They noted San Diego and Los Angeles counties are a more competitive environment than Stater Bros. has been used to. "The company has been very aggressive on the price front," said Bernstein. "But if a large operator -- a Kroger, Albertson's or Safeway -- were to compete with it in a price war, it would be difficult for Stater Bros. to keep up."
Bernstein also said the expansion will test Brown's managerial acumen: "It's much more challenging to run a larger company. Everything about it is more challenging, from financial controls to getting food on the shelves."
And yet, Bernstein gave Brown and Stater Bros. a vote of confidence. "It's been a company I've liked for a long time, and a management team I respect," he said.
As for Stater Bros. long-term prospects, the analysts expressed little doubt: It is a prime candidate for a takeover.
Brown told SN, as he has said often before, he will not sell Stater Bros. to a company that is not in the food business. "Over the last five years, there have been several leveraged-buyout type investment groups that have expressed interest in buying the company," he said. "I told them what I'm telling you: This company will always be in the hands of someone in the food industry."
This means, according to Lupo, "Brown is making his list of suspects. He wants to sell to a strategic buyer, but one who's an industry participant, one that would protect his employees.
"Safeway could buy Stater," he added. "Kroger could still do it. Ahold could, perhaps, at some point in the future."
Bernstein also said he saw a merger in Stater Bros.' future. "Brown has said he will not sell to a financial buyer, but if a supermarket operator came on with a big enough bag of money, he would probably take it," he said.

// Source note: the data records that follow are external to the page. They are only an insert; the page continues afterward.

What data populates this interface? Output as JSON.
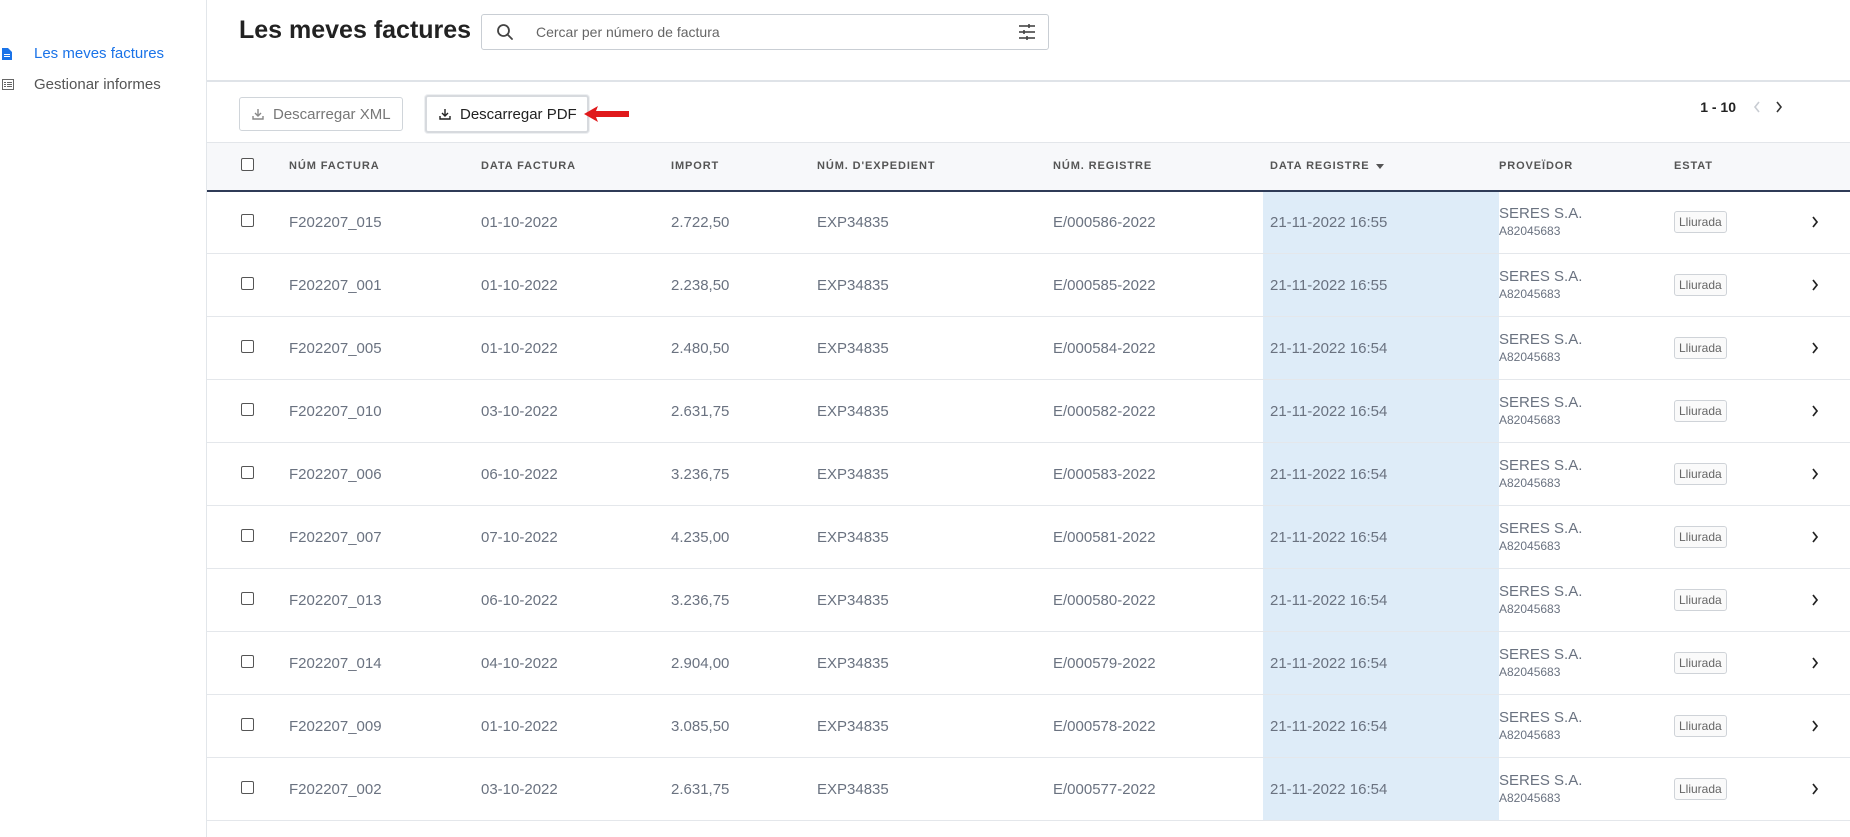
{
  "sidebar": {
    "items": [
      {
        "label": "Les meves factures",
        "icon": "document-icon",
        "active": true
      },
      {
        "label": "Gestionar informes",
        "icon": "list-icon",
        "active": false
      }
    ]
  },
  "header": {
    "title": "Les meves factures",
    "search_placeholder": "Cercar per número de factura"
  },
  "toolbar": {
    "xml_label": "Descarregar XML",
    "pdf_label": "Descarregar PDF",
    "pagination_range": "1 - 10"
  },
  "table": {
    "columns": [
      "NÚM FACTURA",
      "DATA FACTURA",
      "IMPORT",
      "NÚM. D'EXPEDIENT",
      "NÚM. REGISTRE",
      "DATA REGISTRE",
      "PROVEÏDOR",
      "ESTAT"
    ],
    "rows": [
      {
        "factura": "F202207_015",
        "data": "01-10-2022",
        "import": "2.722,50",
        "expedient": "EXP34835",
        "registre": "E/000586-2022",
        "data_registre": "21-11-2022 16:55",
        "proveidor": "SERES S.A.",
        "nif": "A82045683",
        "estat": "Lliurada"
      },
      {
        "factura": "F202207_001",
        "data": "01-10-2022",
        "import": "2.238,50",
        "expedient": "EXP34835",
        "registre": "E/000585-2022",
        "data_registre": "21-11-2022 16:55",
        "proveidor": "SERES S.A.",
        "nif": "A82045683",
        "estat": "Lliurada"
      },
      {
        "factura": "F202207_005",
        "data": "01-10-2022",
        "import": "2.480,50",
        "expedient": "EXP34835",
        "registre": "E/000584-2022",
        "data_registre": "21-11-2022 16:54",
        "proveidor": "SERES S.A.",
        "nif": "A82045683",
        "estat": "Lliurada"
      },
      {
        "factura": "F202207_010",
        "data": "03-10-2022",
        "import": "2.631,75",
        "expedient": "EXP34835",
        "registre": "E/000582-2022",
        "data_registre": "21-11-2022 16:54",
        "proveidor": "SERES S.A.",
        "nif": "A82045683",
        "estat": "Lliurada"
      },
      {
        "factura": "F202207_006",
        "data": "06-10-2022",
        "import": "3.236,75",
        "expedient": "EXP34835",
        "registre": "E/000583-2022",
        "data_registre": "21-11-2022 16:54",
        "proveidor": "SERES S.A.",
        "nif": "A82045683",
        "estat": "Lliurada"
      },
      {
        "factura": "F202207_007",
        "data": "07-10-2022",
        "import": "4.235,00",
        "expedient": "EXP34835",
        "registre": "E/000581-2022",
        "data_registre": "21-11-2022 16:54",
        "proveidor": "SERES S.A.",
        "nif": "A82045683",
        "estat": "Lliurada"
      },
      {
        "factura": "F202207_013",
        "data": "06-10-2022",
        "import": "3.236,75",
        "expedient": "EXP34835",
        "registre": "E/000580-2022",
        "data_registre": "21-11-2022 16:54",
        "proveidor": "SERES S.A.",
        "nif": "A82045683",
        "estat": "Lliurada"
      },
      {
        "factura": "F202207_014",
        "data": "04-10-2022",
        "import": "2.904,00",
        "expedient": "EXP34835",
        "registre": "E/000579-2022",
        "data_registre": "21-11-2022 16:54",
        "proveidor": "SERES S.A.",
        "nif": "A82045683",
        "estat": "Lliurada"
      },
      {
        "factura": "F202207_009",
        "data": "01-10-2022",
        "import": "3.085,50",
        "expedient": "EXP34835",
        "registre": "E/000578-2022",
        "data_registre": "21-11-2022 16:54",
        "proveidor": "SERES S.A.",
        "nif": "A82045683",
        "estat": "Lliurada"
      },
      {
        "factura": "F202207_002",
        "data": "03-10-2022",
        "import": "2.631,75",
        "expedient": "EXP34835",
        "registre": "E/000577-2022",
        "data_registre": "21-11-2022 16:54",
        "proveidor": "SERES S.A.",
        "nif": "A82045683",
        "estat": "Lliurada"
      }
    ]
  },
  "colors": {
    "accent": "#1a73e8",
    "highlight_column": "#deecf8",
    "header_border": "#2f3b57",
    "annotation_arrow": "#e0191b"
  }
}
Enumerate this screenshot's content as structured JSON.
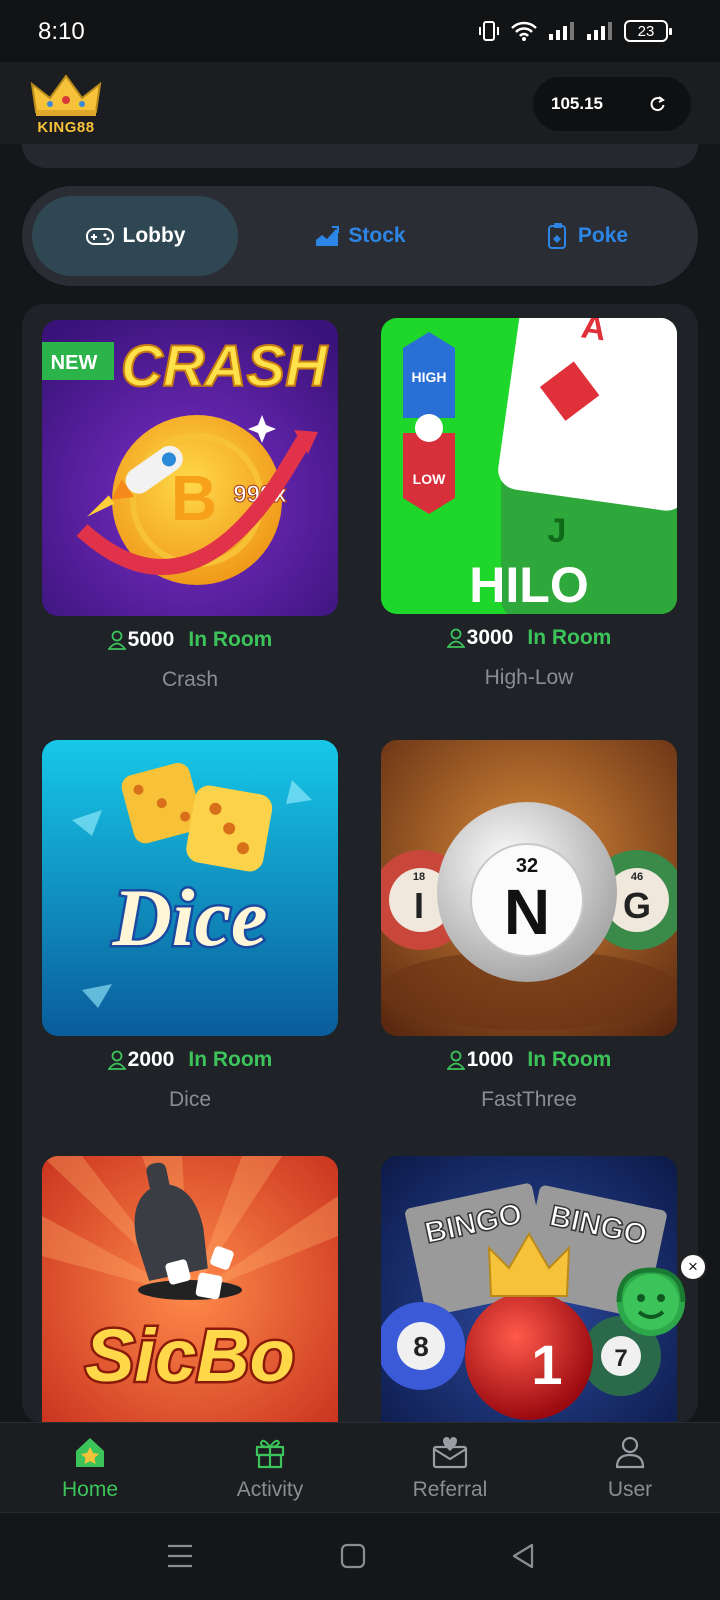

Brown, in contrast, does not see the acquisition of the company as a done deal. And if Brown doesn't want to sell Stater Bros. to someone, the deal won't happen. The company is entirely owned by him and two partners, with Brown controlling a majority interest.
Yet, he is very aware of industry trends. "There is a tremendous amount of consolidation going on among the majors," Brown said. "Hughes was bought by Ralphs. Ralphs was bought by Fred Meyer. Then, Fred Meyer was bought by Kroger. It's like Pac Man.
"It's an ever-evolving industry," he continued. "In 1980, there were 20 chains in Los Angeles. Today, there are four. We're not just the largest independent chain in southern California, we're the only remaining independent from the 1950s and 1960s."
Brown said he envisioned a long and prosperous future for Stater Bros. "I think the future is bright for regional chains. They know the customer the best."
He proceeded to list a half-dozen regional chains, and, when asked if they weren't all likely takeover targets, replied defiantly and without hesitation, "The majors might acquire them, but they won't defeat them."
Meanwhile, Brown said, he is ready for the next deal. "I would like for our company to continue to grow," he said. "I think more stores will become available through consolidation, and we would look at them if they fit into our low-price image.
"Other than going to college and being in the Navy, I've worked in supermarkets since I was 13," said Brown, who's now 59. "I grew up in San Bernardino. My father was deputy sheriff. People knew him and they knew his boy. They know our word is good."